#### Records for this task

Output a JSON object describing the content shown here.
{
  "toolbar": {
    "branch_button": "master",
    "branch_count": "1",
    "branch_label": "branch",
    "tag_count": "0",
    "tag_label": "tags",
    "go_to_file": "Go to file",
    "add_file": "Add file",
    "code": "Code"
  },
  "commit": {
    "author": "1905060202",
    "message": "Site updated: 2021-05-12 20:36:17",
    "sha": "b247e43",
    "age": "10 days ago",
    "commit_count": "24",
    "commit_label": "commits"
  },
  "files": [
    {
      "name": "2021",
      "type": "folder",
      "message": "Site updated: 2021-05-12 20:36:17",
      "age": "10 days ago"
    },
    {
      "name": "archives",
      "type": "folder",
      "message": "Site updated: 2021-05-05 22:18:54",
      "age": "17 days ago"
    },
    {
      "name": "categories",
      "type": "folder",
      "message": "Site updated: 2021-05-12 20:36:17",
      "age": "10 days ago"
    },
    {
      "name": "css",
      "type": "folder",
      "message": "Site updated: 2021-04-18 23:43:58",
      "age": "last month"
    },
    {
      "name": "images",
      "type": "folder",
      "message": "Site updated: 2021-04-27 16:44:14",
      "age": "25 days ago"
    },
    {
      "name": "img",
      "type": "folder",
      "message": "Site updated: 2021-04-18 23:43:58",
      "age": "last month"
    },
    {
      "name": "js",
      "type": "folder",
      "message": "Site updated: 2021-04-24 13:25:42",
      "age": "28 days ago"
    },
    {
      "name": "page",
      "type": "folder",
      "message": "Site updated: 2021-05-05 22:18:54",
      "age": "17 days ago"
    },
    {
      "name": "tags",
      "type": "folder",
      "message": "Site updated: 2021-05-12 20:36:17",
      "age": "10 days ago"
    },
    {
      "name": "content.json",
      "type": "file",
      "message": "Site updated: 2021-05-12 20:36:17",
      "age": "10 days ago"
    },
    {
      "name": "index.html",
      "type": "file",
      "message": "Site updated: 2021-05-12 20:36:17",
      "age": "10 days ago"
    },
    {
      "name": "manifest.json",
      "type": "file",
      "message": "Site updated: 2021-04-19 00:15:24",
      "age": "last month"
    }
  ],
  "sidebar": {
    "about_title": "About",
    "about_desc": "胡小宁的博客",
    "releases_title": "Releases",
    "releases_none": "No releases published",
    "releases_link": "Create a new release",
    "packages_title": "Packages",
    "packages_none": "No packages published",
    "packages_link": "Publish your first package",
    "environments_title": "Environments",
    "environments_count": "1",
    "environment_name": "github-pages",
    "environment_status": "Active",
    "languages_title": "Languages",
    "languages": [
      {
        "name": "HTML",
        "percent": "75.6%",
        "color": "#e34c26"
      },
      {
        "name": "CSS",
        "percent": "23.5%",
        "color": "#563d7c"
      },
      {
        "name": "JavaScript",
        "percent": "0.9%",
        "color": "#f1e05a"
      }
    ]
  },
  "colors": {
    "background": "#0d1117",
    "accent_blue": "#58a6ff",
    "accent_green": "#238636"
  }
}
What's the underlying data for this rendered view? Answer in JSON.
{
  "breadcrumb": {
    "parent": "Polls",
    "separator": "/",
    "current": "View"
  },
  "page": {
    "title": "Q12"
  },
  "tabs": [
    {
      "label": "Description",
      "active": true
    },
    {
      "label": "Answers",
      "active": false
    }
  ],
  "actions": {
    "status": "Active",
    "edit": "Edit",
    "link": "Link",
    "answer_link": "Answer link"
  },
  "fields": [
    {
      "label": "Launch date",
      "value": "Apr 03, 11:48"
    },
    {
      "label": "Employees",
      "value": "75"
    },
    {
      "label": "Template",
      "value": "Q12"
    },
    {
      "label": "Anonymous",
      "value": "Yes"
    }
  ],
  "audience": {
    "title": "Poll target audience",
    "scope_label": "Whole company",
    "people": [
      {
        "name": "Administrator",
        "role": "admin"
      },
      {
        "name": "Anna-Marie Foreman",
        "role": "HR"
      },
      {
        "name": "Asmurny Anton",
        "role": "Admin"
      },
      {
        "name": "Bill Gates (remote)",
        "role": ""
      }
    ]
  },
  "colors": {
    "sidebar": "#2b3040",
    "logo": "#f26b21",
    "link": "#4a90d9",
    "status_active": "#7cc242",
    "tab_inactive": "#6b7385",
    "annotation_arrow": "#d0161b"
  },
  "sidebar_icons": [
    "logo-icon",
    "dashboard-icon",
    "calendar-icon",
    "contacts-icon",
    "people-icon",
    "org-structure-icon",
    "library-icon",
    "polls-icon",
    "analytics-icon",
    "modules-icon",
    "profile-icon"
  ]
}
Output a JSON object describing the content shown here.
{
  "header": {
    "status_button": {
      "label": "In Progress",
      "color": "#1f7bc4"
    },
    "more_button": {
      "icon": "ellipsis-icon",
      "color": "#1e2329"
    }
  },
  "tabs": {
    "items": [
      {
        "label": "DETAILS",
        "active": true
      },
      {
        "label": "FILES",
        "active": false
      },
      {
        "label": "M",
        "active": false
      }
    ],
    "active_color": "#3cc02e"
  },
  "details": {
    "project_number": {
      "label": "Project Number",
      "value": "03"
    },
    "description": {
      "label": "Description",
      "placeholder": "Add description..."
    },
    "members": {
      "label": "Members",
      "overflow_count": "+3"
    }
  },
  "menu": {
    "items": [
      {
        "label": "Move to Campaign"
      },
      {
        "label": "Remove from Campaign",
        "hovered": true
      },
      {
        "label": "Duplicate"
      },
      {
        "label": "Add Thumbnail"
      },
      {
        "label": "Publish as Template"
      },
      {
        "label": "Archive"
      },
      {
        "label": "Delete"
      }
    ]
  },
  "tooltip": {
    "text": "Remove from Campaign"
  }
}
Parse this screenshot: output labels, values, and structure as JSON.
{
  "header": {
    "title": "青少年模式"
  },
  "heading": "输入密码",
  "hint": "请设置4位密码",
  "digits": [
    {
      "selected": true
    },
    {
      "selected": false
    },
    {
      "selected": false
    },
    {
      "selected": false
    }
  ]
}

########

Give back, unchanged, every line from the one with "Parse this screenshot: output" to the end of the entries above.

Solution below:
Parse this screenshot: output labels, values, and structure as JSON.
{
  "header": {
    "title": "青少年模式"
  },
  "heading": "输入密码",
  "hint": "请设置4位密码",
  "digits": [
    {
      "selected": true
    },
    {
      "selected": false
    },
    {
      "selected": false
    },
    {
      "selected": false
    }
  ]
}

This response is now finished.